=== Dataset content ===
_ _ _ _ _
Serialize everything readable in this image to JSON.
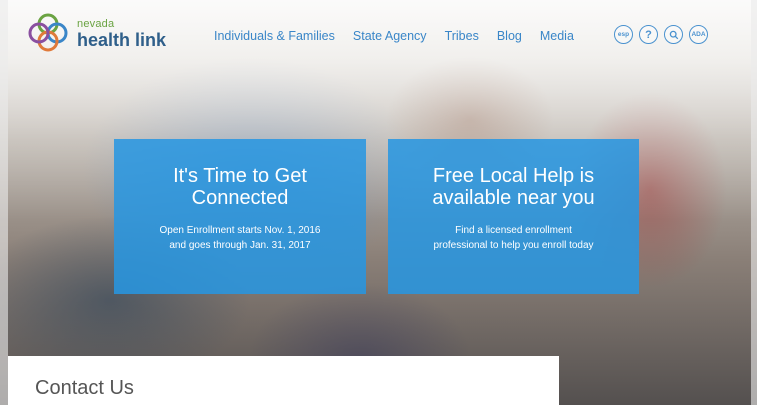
{
  "brand": {
    "small": "nevada",
    "name": "health link",
    "colors": [
      "#6aa342",
      "#2f5f8a",
      "#e07a3a",
      "#8a4fa0",
      "#3a86c8"
    ]
  },
  "nav": {
    "items": [
      "Individuals & Families",
      "State Agency",
      "Tribes",
      "Blog",
      "Media"
    ]
  },
  "tools": [
    {
      "icon": "espanol-icon",
      "label": "esp"
    },
    {
      "icon": "help-icon",
      "label": "?"
    },
    {
      "icon": "search-icon",
      "label": "🔍"
    },
    {
      "icon": "ada-icon",
      "label": "ADA"
    }
  ],
  "cards": [
    {
      "title": "It's Time to Get\nConnected",
      "body": "Open Enrollment starts Nov. 1, 2016\nand goes through Jan. 31, 2017"
    },
    {
      "title": "Free Local Help is\navailable near you",
      "body": "Find a licensed enrollment\nprofessional to help you enroll today"
    }
  ],
  "contact": {
    "title": "Contact Us"
  },
  "accent": "#2696e2"
}
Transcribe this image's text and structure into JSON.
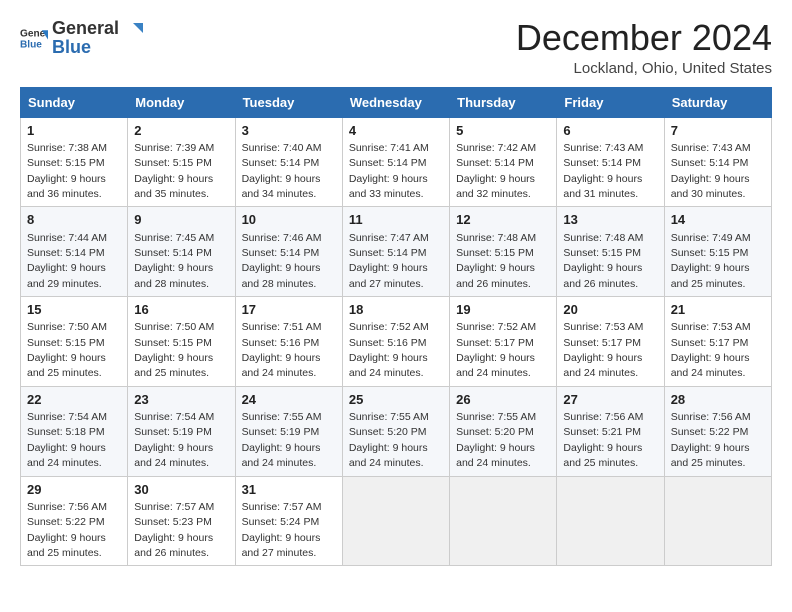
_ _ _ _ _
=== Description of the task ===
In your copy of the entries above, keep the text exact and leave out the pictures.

=== Reply to the exercise ===
Serialize everything readable in this image to JSON.
{
  "brand": {
    "small": "nevada",
    "name": "health link",
    "colors": [
      "#6aa342",
      "#2f5f8a",
      "#e07a3a",
      "#8a4fa0",
      "#3a86c8"
    ]
  },
  "nav": {
    "items": [
      "Individuals & Families",
      "State Agency",
      "Tribes",
      "Blog",
      "Media"
    ]
  },
  "tools": [
    {
      "icon": "espanol-icon",
      "label": "esp"
    },
    {
      "icon": "help-icon",
      "label": "?"
    },
    {
      "icon": "search-icon",
      "label": "🔍"
    },
    {
      "icon": "ada-icon",
      "label": "ADA"
    }
  ],
  "cards": [
    {
      "title": "It's Time to Get\nConnected",
      "body": "Open Enrollment starts Nov. 1, 2016\nand goes through Jan. 31, 2017"
    },
    {
      "title": "Free Local Help is\navailable near you",
      "body": "Find a licensed enrollment\nprofessional to help you enroll today"
    }
  ],
  "contact": {
    "title": "Contact Us"
  },
  "accent": "#2696e2"
}
Transcribe this image's text and structure into JSON.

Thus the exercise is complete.